SPRINGFIELD — It’s widely known that most women make the healthcare decisions in the family. Women are also 100% more likely to visit their doctor for an annual examination and preventive services than men.
That’s why June, which is Men’s Health Month, is so important.
There is a silent health crisis in America — the fact that, on average, American men live sicker and die younger than American women. Men’s Health Month is designed to heighten the awareness of preventable health problems and encourage early detection and treatment of disease among men and boys.
“It is really important for men to take care of themselves, not just for their own benefit, but for their families and loved ones. Men can downplay symptoms or make the mistake assuming the absence of symptoms equals good health,” said Dr. Yasir Saleem of Baystate Family Medicine at the Baystate Health & Wellness Center in Northampton.
Waiting and assuming can be dangerous because certain medical problems do not cause any obvious symptoms until something catastrophic happens. “This can be the case with diabetes, high blood pressure, and high cholesterol, all of which can be asymptomatic, but raise your risk of having a stroke or heart attack,” he added.
So, what can a man do?
Men should exercise, eat a healthy diet and stay at a healthy weight, drink alcohol in moderation, avoid tobacco, get enough sleep, have all recommended screening tests done, and take preventive medicine if needed.
Healthy men under age 40 who have no pre-existing conditions requiring routine monitoring should visit their primary-care physician every two or three years. After age 40, however, healthy men should begin visiting their doctor yearly, or more often for anyone with a chronic condition such as diabetes or hypertension.
Health concerns differ with age, Saleem noted. Cancer, with the exception of testicular cancer (exams can be stopped after age 50), and heart disease are rare in young men. Special to this group, however, are serious health problems that are most often found amid a lack of safety precautions, resulting in motor-vehicle and work-related injuries, as well as smoking, excessive drinking, and risky behavior.
Middle-aged men need to understand what modifiable risk factors they have for heart disease and reduce those risks, whether it means losing weight, working with their doctor to identify the best exercise for their age and condition, or taking medications to lower their cholesterol or blood pressure. Colon and prostate-cancer screening — digital rectal exams — begin at age 50 for most men, unless they have a family history of prostate cancer. In addition, they should have their cholesterol measured every three years even if it has been normal.
“Prostate cancer is controversial, and there are many different opinions about what the right answer is,” Saleem said, noting that the U.S. Preventive Service Taskforce advises that men aged 55 to 69 discuss risks and benefits with their doctor. “What you do for prostate-cancer screening should be reviewed with your primary-care provider based on your history, family history, potential symptoms, and overall level of concern.”
Older men have the same needs as middle-aged men and more. They often have at least one chronic condition that also needs to be managed, such as diabetes, high blood pressure, high cholesterol, arthritis, or heart disease.
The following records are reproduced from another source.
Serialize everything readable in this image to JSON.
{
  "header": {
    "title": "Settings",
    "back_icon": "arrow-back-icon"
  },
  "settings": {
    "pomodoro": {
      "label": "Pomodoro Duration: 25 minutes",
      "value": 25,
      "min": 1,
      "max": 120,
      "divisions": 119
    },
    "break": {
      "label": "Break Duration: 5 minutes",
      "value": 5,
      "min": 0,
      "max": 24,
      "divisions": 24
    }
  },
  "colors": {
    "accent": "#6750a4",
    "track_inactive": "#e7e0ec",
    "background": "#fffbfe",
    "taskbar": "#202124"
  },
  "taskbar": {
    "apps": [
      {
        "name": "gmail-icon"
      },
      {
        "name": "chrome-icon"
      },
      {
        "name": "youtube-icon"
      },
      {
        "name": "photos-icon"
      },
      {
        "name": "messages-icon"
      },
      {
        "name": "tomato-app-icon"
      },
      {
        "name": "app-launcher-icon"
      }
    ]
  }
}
Older men also have more concerns about impaired eyesight and hearing.
In addition, guidelines now recommend individuals between 55 and 80 years old who are at high risk for lung cancer as a result of heavy smoking (defined as those who have smoked for more than 30 years at an average of one pack per day) receive an annual low-dose CT lung-cancer screening.
There is also continued concern about hepatitis C, a serious viral infection which can result from coming into contact with an infected person’s blood. The concern is that people might have been infected by blood transfusions before 1992, when widespread screening of blood began. Many people aren’t even aware they have this serious condition, which can destroy their liver. The vast majority of adults living with hepatitis C are Baby Boomers. As a result, the Centers for Disease Control and Prevention (CDC) recommends that all adults born between 1945 and 1965 should be tested. The CDC recommends that other populations at increased risk for hepatitis C get tested as well.
Of particular note, men have a higher suicide death rate than women.
“There is a strong mind-body connection that we can sometimes not address adequately in medicine,” Saleem said. “If you are not feeling well mentally because of major depression or anxiety, then it will be hard for you to take care of not only yourself, but those around you. It can be extremely difficult to open up about these feelings, but there is no shame or weakness in admitting when you need help. We only have one life to live, and you owe it to yourself to live it as best as possible.”